Exercise inputs:
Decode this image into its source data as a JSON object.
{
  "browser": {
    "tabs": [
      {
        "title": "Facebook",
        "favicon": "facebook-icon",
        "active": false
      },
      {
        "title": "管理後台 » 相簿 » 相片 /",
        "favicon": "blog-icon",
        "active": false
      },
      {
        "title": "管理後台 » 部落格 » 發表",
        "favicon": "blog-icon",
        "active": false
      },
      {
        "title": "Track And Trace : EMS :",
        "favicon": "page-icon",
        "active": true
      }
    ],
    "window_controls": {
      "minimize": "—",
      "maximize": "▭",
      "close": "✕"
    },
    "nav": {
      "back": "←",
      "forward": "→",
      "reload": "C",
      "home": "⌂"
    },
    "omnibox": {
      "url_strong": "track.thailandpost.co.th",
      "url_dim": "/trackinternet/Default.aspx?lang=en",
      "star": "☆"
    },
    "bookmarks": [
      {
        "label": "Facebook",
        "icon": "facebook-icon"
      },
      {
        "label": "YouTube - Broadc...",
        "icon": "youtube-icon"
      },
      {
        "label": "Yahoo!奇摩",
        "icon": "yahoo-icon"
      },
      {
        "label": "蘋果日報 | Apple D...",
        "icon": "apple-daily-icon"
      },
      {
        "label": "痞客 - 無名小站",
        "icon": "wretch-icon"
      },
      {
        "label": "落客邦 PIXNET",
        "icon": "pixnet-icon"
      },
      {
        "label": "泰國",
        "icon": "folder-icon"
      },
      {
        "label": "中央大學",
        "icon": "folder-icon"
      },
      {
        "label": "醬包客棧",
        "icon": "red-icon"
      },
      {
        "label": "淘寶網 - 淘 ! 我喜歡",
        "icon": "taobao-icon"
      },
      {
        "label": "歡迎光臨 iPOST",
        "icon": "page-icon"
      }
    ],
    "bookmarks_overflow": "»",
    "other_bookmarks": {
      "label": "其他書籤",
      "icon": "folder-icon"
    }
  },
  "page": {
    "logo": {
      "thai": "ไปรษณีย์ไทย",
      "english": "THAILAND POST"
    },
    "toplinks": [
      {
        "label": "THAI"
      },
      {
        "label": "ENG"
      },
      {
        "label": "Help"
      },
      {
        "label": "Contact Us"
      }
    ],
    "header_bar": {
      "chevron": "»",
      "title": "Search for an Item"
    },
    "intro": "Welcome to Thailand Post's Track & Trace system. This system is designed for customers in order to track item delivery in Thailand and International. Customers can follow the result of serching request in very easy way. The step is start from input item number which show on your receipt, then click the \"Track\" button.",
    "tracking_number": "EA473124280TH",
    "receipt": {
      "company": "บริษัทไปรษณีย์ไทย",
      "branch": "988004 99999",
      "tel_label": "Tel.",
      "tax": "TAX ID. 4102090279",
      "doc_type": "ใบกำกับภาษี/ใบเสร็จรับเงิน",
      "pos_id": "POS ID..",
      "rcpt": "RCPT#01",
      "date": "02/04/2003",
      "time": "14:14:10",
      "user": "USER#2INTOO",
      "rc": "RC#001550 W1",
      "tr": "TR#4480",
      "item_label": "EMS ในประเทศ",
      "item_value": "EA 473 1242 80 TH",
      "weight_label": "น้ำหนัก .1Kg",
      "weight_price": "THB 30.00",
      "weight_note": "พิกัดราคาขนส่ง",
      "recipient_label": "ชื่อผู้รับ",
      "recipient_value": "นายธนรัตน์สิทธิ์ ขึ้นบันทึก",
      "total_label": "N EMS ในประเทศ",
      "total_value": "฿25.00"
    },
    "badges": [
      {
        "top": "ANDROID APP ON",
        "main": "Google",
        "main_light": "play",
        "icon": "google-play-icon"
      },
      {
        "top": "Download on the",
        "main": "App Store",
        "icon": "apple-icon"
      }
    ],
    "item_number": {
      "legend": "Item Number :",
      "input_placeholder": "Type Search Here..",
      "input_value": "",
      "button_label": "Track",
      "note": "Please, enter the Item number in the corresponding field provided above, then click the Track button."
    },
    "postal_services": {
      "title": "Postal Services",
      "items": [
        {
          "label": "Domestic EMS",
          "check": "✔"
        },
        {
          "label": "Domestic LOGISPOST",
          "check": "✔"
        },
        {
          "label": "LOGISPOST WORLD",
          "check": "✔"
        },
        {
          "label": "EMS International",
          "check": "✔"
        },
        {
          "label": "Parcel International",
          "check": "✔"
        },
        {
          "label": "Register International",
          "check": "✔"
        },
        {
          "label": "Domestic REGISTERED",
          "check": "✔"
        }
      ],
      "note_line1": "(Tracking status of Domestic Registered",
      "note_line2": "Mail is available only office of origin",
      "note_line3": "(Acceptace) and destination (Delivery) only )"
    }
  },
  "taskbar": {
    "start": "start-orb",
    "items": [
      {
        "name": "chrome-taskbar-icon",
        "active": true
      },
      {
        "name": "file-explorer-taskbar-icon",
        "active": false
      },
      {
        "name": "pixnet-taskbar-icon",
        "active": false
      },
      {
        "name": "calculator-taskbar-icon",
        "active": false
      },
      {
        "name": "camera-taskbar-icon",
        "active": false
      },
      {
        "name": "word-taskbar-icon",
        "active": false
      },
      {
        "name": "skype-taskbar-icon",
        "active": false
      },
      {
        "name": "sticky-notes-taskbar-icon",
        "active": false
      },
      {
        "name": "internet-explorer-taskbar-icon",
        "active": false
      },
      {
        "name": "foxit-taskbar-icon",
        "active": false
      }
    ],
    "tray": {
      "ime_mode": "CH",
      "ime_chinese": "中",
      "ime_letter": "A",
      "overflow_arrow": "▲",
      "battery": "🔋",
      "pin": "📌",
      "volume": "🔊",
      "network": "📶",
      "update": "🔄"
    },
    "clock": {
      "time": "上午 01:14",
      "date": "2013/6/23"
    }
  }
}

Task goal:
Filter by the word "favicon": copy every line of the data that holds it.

Solution to this problem:
        "favicon": "facebook-icon",
        "favicon": "blog-icon",
        "favicon": "blog-icon",
        "favicon": "page-icon",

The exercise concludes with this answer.